• [WHAT TO WORK ON]: Could you filter the records below down to the lines that include the word "JSON"?

• [EXERCISE DATA]:
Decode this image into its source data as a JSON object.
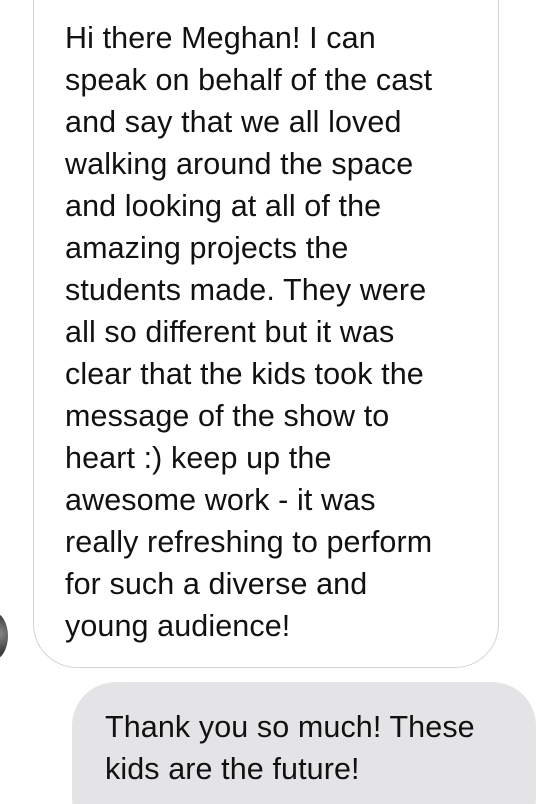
{
  "conversation": {
    "messages": [
      {
        "direction": "received",
        "text": "Hi there Meghan! I can\nspeak on behalf of the cast\nand say that we all loved\nwalking around the space\nand looking at all of the\namazing projects the\nstudents made. They were\nall so different but it was\nclear that the kids took the\nmessage of the show to\nheart :) keep up the\nawesome work - it was\nreally refreshing to perform\nfor such a diverse and\nyoung audience!"
      },
      {
        "direction": "sent",
        "text": "Thank you so much! These\nkids are the future!"
      }
    ]
  },
  "colors": {
    "received_bubble_bg": "#ffffff",
    "received_bubble_border": "#d4d4d6",
    "sent_bubble_bg": "#e4e4e6",
    "text": "#111111"
  }
}
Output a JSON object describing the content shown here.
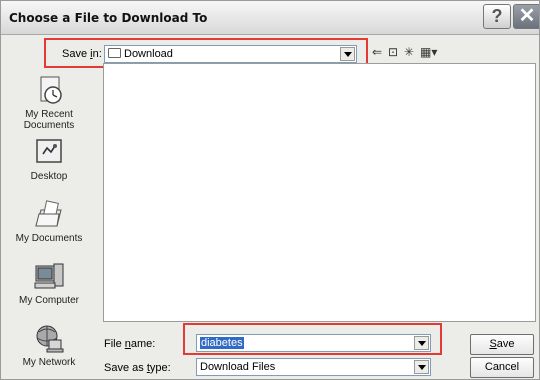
{
  "title": "Choose a File to Download To",
  "titlebar_buttons": {
    "help": "?",
    "close": "✕"
  },
  "save_in": {
    "label_pre": "Save ",
    "label_accel": "i",
    "label_post": "n:",
    "value": "Download"
  },
  "toolbar": {
    "back": "⇐",
    "up": "⊡",
    "new_folder": "✳",
    "view": "▦▾"
  },
  "places": [
    {
      "label": "My Recent\nDocuments",
      "icon": "recent-documents-icon"
    },
    {
      "label": "Desktop",
      "icon": "desktop-icon"
    },
    {
      "label": "My Documents",
      "icon": "my-documents-icon"
    },
    {
      "label": "My Computer",
      "icon": "my-computer-icon"
    },
    {
      "label": "My Network",
      "icon": "my-network-icon"
    }
  ],
  "file_name": {
    "label_pre": "File ",
    "label_accel": "n",
    "label_post": "ame:",
    "value": "diabetes"
  },
  "save_as_type": {
    "label_pre": "Save as ",
    "label_accel": "t",
    "label_post": "ype:",
    "value": "Download Files"
  },
  "buttons": {
    "save_accel": "S",
    "save_rest": "ave",
    "cancel": "Cancel"
  },
  "colors": {
    "highlight_box": "#e53935",
    "selection": "#316ac5"
  }
}
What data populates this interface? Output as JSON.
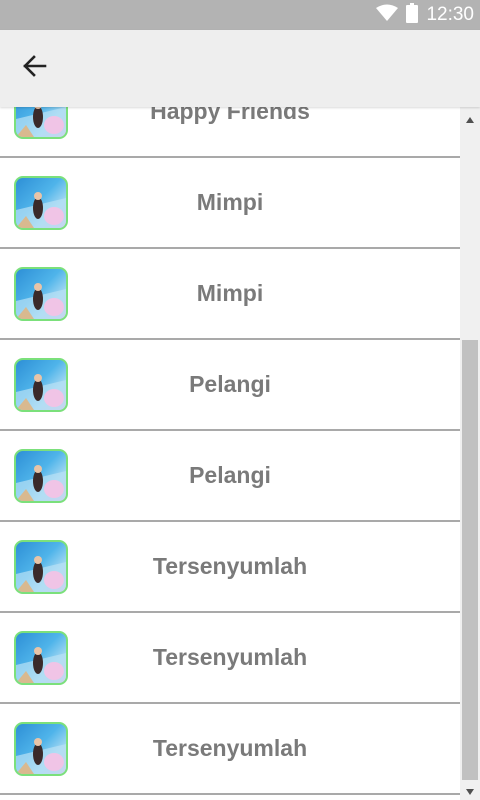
{
  "status_bar": {
    "time": "12:30",
    "icons": [
      "wifi-icon",
      "battery-icon"
    ]
  },
  "toolbar": {
    "back_icon": "arrow-left-icon"
  },
  "list": {
    "items": [
      {
        "title": "Happy Friends"
      },
      {
        "title": "Mimpi"
      },
      {
        "title": "Mimpi"
      },
      {
        "title": "Pelangi"
      },
      {
        "title": "Pelangi"
      },
      {
        "title": "Tersenyumlah"
      },
      {
        "title": "Tersenyumlah"
      },
      {
        "title": "Tersenyumlah"
      }
    ]
  },
  "colors": {
    "status_bar_bg": "#b3b3b3",
    "toolbar_bg": "#eeeeee",
    "item_text": "#7a7a7a",
    "divider": "#a9a9a9",
    "thumb_border": "#7be07b"
  }
}
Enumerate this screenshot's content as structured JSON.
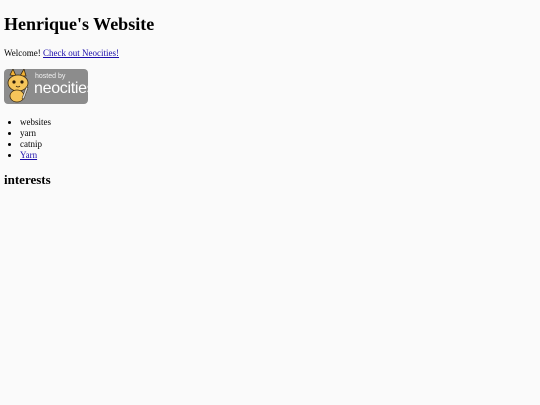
{
  "page": {
    "title": "Henrique's Website",
    "welcome_text": "Welcome! ",
    "welcome_link": "Check out Neocities!",
    "badge": {
      "small_text": "hosted by",
      "big_text": "neocities"
    },
    "list_items": [
      "websites",
      "yarn",
      "catnip"
    ],
    "list_link": "Yarn",
    "section_heading": "interests"
  }
}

• [TASK RESULT]:
Decode this image into its source data as a JSON object.
Output a JSON object describing the content shown here.
What data populates this interface? Output as JSON.
Enumerate this screenshot's content as structured JSON.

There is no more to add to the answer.